Dear Amy: First of all, I am a 15-year-old guy. Unfortunately, I lost my mother to cancer only six months ago.
I tend to overthink things often, and that’s why I’m writing to you.
I am not sure whether I have a crush on this person at my school, or if I am just longing for someone to fill the empty space.
But I think about her often, and look forward to seeing her during the day. What do you think? — Unsure
Dear Unsure: I’m so sorry for your loss. You are too young to have to navigate through loss and grief, and yet — here it is. Life’s journey is full of sometimes tough challenges, and this is the toughest.
I hope you have people in your world to talk to, but I’m honored that you brought your question to me. Expressing your feelings is a really good thing, even when you aren’t sure what your feelings are or why you are having them.
I believe that at your age and stage, and given what you are going through, it is natural to “overthink,” and pretty much live in your head, churning through scenarios on a loop. But overthinking can sometimes lead to a sort of paralysis, because you are thinking so much, you forget to act on your thoughts.
What you describe sounds like a real crush. Really, the purpose or function of this crush doesn’t matter. Are you experiencing it because you need to fill a void after your mother’s death? Possibly, but, so what? This is a gift to you, because a few times a day, when you think about this girl or see her in the school hallway, your crush is pulling you toward life, and the healing powers of joy.

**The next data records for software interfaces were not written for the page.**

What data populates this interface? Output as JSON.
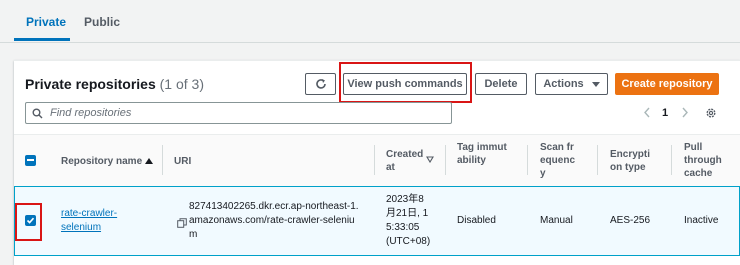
{
  "tabs": [
    {
      "label": "Private",
      "active": true
    },
    {
      "label": "Public",
      "active": false
    }
  ],
  "header": {
    "title": "Private repositories",
    "count": "(1 of 3)"
  },
  "toolbar": {
    "refresh_icon": "refresh-icon",
    "view_push_label": "View push commands",
    "delete_label": "Delete",
    "actions_label": "Actions",
    "create_label": "Create repository"
  },
  "search": {
    "placeholder": "Find repositories",
    "value": ""
  },
  "pagination": {
    "current_page": "1"
  },
  "table": {
    "columns": [
      {
        "label": "Repository name",
        "sort": "ascending"
      },
      {
        "label": "URI"
      },
      {
        "label": "Created at",
        "sort": "descending"
      },
      {
        "label": "Tag immutability"
      },
      {
        "label": "Scan frequency"
      },
      {
        "label": "Encryption type"
      },
      {
        "label": "Pull through cache"
      }
    ],
    "rows": [
      {
        "selected": true,
        "name": "rate-crawler-selenium",
        "uri": "827413402265.dkr.ecr.ap-northeast-1.amazonaws.com/rate-crawler-selenium",
        "created_at": "2023年8月21日, 15:33:05 (UTC+08)",
        "tag_immutability": "Disabled",
        "scan_frequency": "Manual",
        "encryption_type": "AES-256",
        "pull_through_cache": "Inactive"
      }
    ]
  },
  "colors": {
    "accent": "#0073bb",
    "primary_button": "#ec7211",
    "highlight": "#d91515"
  }
}
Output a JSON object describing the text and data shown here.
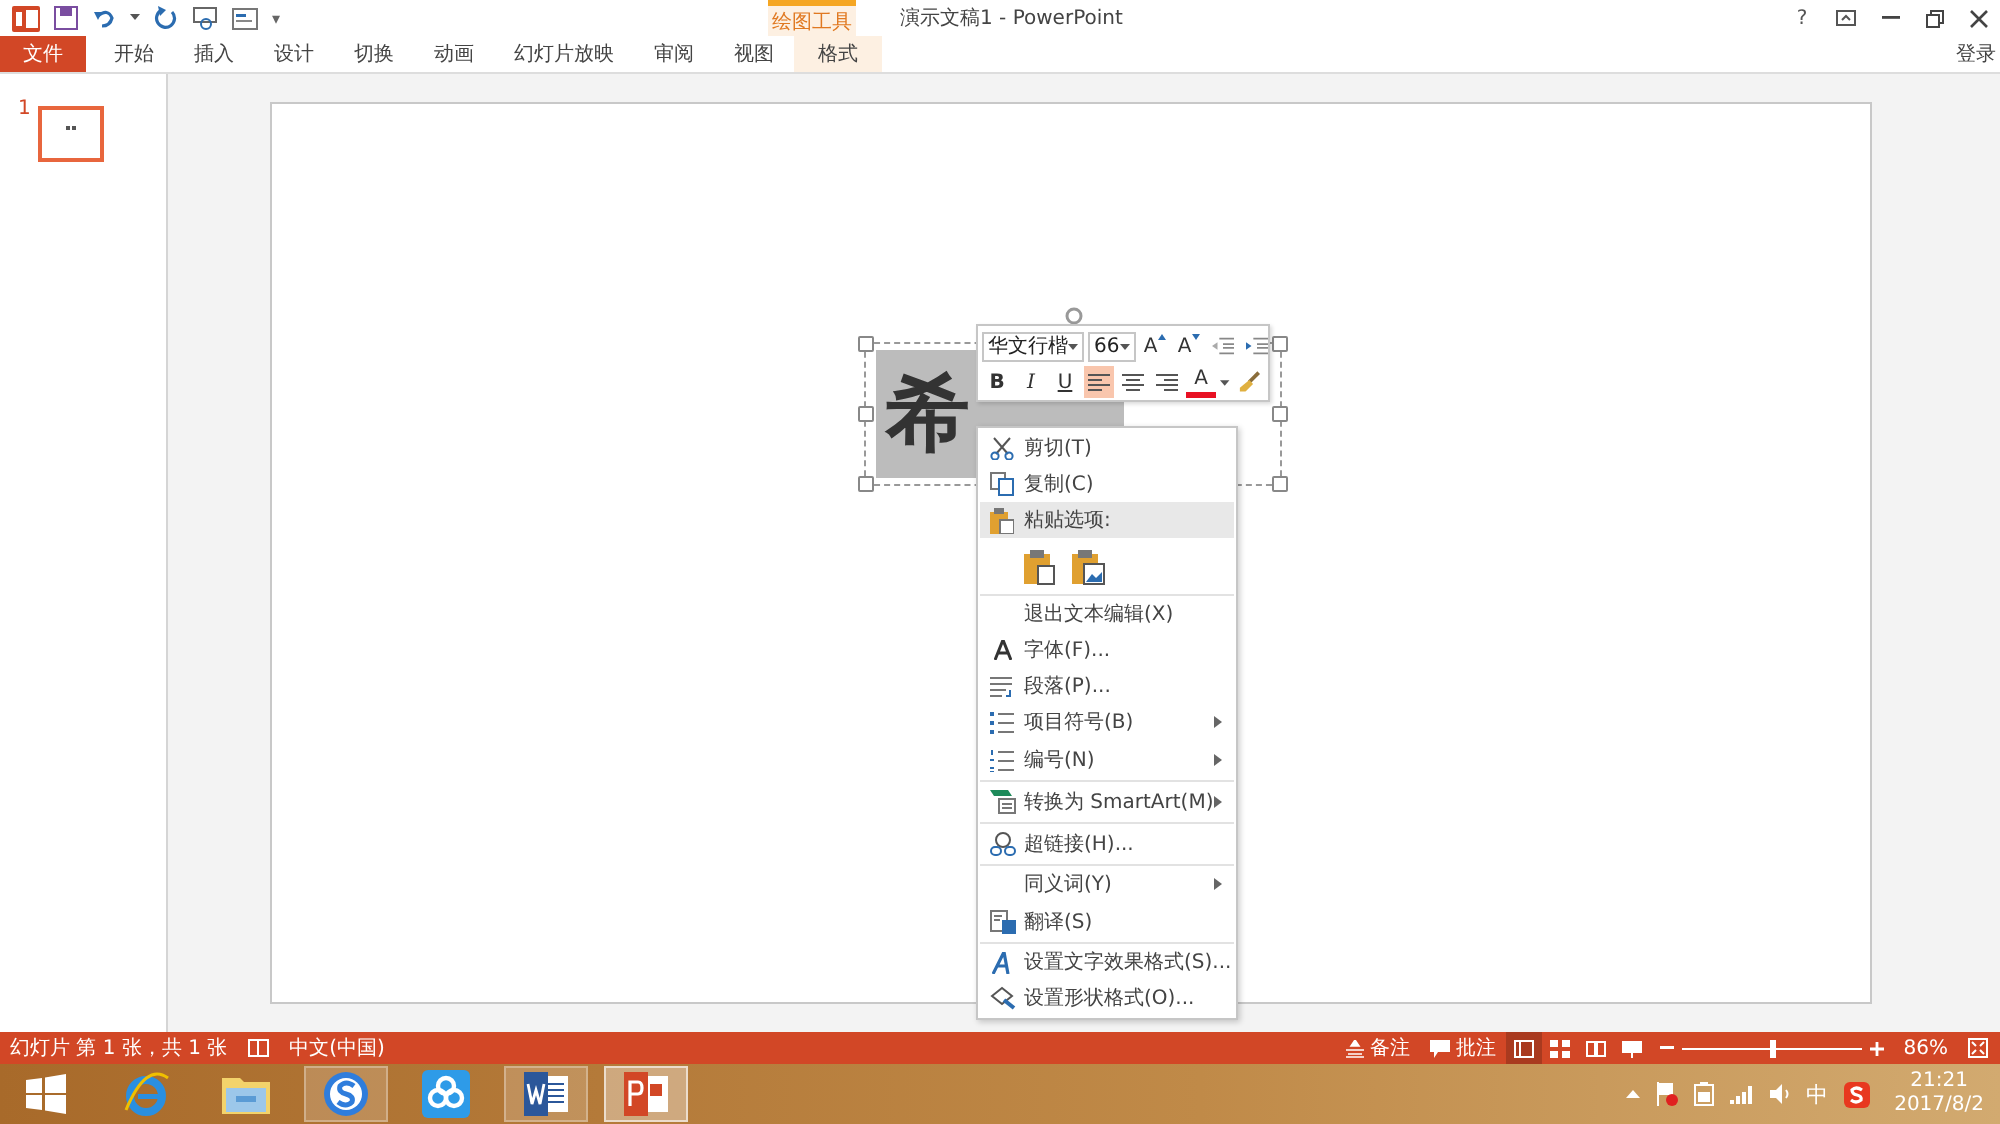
{
  "title_bar": {
    "title": "演示文稿1 - PowerPoint",
    "contextual_group": "绘图工具",
    "help": "?",
    "customize": "▾"
  },
  "tabs": [
    {
      "label": "文件",
      "kind": "file",
      "selected": false
    },
    {
      "label": "开始",
      "kind": "normal",
      "selected": false
    },
    {
      "label": "插入",
      "kind": "normal",
      "selected": false
    },
    {
      "label": "设计",
      "kind": "normal",
      "selected": false
    },
    {
      "label": "切换",
      "kind": "normal",
      "selected": false
    },
    {
      "label": "动画",
      "kind": "normal",
      "selected": false
    },
    {
      "label": "幻灯片放映",
      "kind": "normal",
      "selected": false
    },
    {
      "label": "审阅",
      "kind": "normal",
      "selected": false
    },
    {
      "label": "视图",
      "kind": "normal",
      "selected": false
    },
    {
      "label": "格式",
      "kind": "contextual",
      "selected": false
    }
  ],
  "sign_in": "登录",
  "thumbnails": [
    {
      "number": "1",
      "selected": true
    }
  ],
  "slide": {
    "text_box": {
      "text": "希"
    }
  },
  "mini_toolbar": {
    "font": "华文行楷",
    "size": "66",
    "row1_buttons": [
      {
        "kind": "grow-font",
        "label": "A"
      },
      {
        "kind": "shrink-font",
        "label": "A"
      },
      {
        "kind": "decrease-indent"
      },
      {
        "kind": "increase-indent"
      }
    ],
    "row2_buttons": [
      {
        "kind": "bold",
        "label": "B",
        "selected": false
      },
      {
        "kind": "italic",
        "label": "I",
        "selected": false
      },
      {
        "kind": "underline",
        "label": "U",
        "selected": false
      },
      {
        "kind": "align-left",
        "selected": true
      },
      {
        "kind": "align-center",
        "selected": false
      },
      {
        "kind": "align-right",
        "selected": false
      },
      {
        "kind": "font-color",
        "label": "A",
        "color": "#e81123",
        "selected": false
      },
      {
        "kind": "format-painter",
        "selected": false
      }
    ]
  },
  "context_menu": [
    {
      "kind": "cut",
      "label": "剪切(T)",
      "submenu": false,
      "separator_after": false
    },
    {
      "kind": "copy",
      "label": "复制(C)",
      "submenu": false,
      "separator_after": false
    },
    {
      "kind": "paste-header",
      "label": "粘贴选项:",
      "submenu": false,
      "separator_after": false
    },
    {
      "kind": "paste-options",
      "separator_after": true
    },
    {
      "kind": "plain",
      "label": "退出文本编辑(X)",
      "submenu": false,
      "separator_after": false
    },
    {
      "kind": "font",
      "label": "字体(F)...",
      "submenu": false,
      "separator_after": false
    },
    {
      "kind": "paragraph",
      "label": "段落(P)...",
      "submenu": false,
      "separator_after": false
    },
    {
      "kind": "bullets",
      "label": "项目符号(B)",
      "submenu": true,
      "separator_after": false
    },
    {
      "kind": "numbering",
      "label": "编号(N)",
      "submenu": true,
      "separator_after": true
    },
    {
      "kind": "smartart",
      "label": "转换为 SmartArt(M)",
      "submenu": true,
      "separator_after": true
    },
    {
      "kind": "link",
      "label": "超链接(H)...",
      "submenu": false,
      "separator_after": true
    },
    {
      "kind": "plain",
      "label": "同义词(Y)",
      "submenu": true,
      "separator_after": false
    },
    {
      "kind": "translate",
      "label": "翻译(S)",
      "submenu": false,
      "separator_after": true
    },
    {
      "kind": "text-effects",
      "label": "设置文字效果格式(S)...",
      "submenu": false,
      "separator_after": false
    },
    {
      "kind": "shape-format",
      "label": "设置形状格式(O)...",
      "submenu": false,
      "separator_after": false
    }
  ],
  "status_bar": {
    "slide_info": "幻灯片 第 1 张，共 1 张",
    "language": "中文(中国)",
    "notes": "备注",
    "comments": "批注",
    "views": [
      {
        "kind": "normal",
        "selected": true
      },
      {
        "kind": "sorter",
        "selected": false
      },
      {
        "kind": "reading",
        "selected": false
      },
      {
        "kind": "slideshow",
        "selected": false
      }
    ],
    "zoom_slider": {
      "level": 0.5
    },
    "zoom": "86%"
  },
  "taskbar": {
    "apps": [
      {
        "kind": "ie",
        "running": false,
        "selected": false
      },
      {
        "kind": "explorer",
        "running": false,
        "selected": false
      },
      {
        "kind": "sogou",
        "running": true,
        "selected": false
      },
      {
        "kind": "cloud",
        "running": false,
        "selected": false
      },
      {
        "kind": "word",
        "running": true,
        "selected": false
      },
      {
        "kind": "powerpoint",
        "running": true,
        "selected": true
      }
    ],
    "ime": "中",
    "time": "21:21",
    "date": "2017/8/2"
  }
}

Enjoy these feelings to the fullest. I sincerely hope that this crush is mutual, but even if it isn’t, the crush itself is like a bud in the springtime, reminding you that — through good and bad times — life goes on, and there are moments of joy right around the corner.
Quoting one of my heroes, Joseph Campbell: “Life is a wonderful, wonderful opera, except that it hurts.” Another famous lesson from Mr. Campbell is, “Follow your bliss.” This crush is giving you moments of bliss, and I hope you will follow it and see where it takes you.
Dear Amy: I have two old friends, “A” and “B.” A and B are very close; they don’t like a woman “C.” I’ve never had a problem with C. We all work together.
Recently I invited A along to a social gathering. She couldn’t make it, so I invited C to come in her place.
Now A and B are mad at me. B sent me horrible texts, attacking me, saying that I’m unaware of things C has done, and threatening to not be friends. She cursed me out.
My husband saw the texts, and so he sent B a text threatening that B should never speak to me that way again.
I am sad and angry about the whole situation. We are all in our 50s, and they are acting like children bullying each other at recess.
Now our work environment is tense. Can you please give me your take on this situation? — Alphabet Soup
Dear Soup: First of all, your husband has not helped the situation. This is not his business, and threatening your friend and co-worker about a text exchange with you is not only unhelpful, but also unwise.
You should draft a short email — from your home (not work) email account, telling A, B and C that you are very sorry to have become embroiled in drama, but that your goal is to maintain friendships with everyone. Say, “I truly hope that we can at least maintain a professional attitude toward one another at work.”
Read your email several times, wait a few days (don’t share it with your husband), and if you feel it reflects your point of view, send it to their personal (not work) accounts.
This might cause a flare or skirmish, which you should ignore.
Dear Amy: The letter from “So Distressed” distressed me greatly. She was considering marrying her violent and abusive ex, for the third time. Some people just never learn, I guess. — Stunned
Dear Stunned: People who have been subjected to long-term, systematic abuse, lose their humanity and judgment through time. I’m glad “Distressed” wrote to me, and I hope she gained strength from my answer.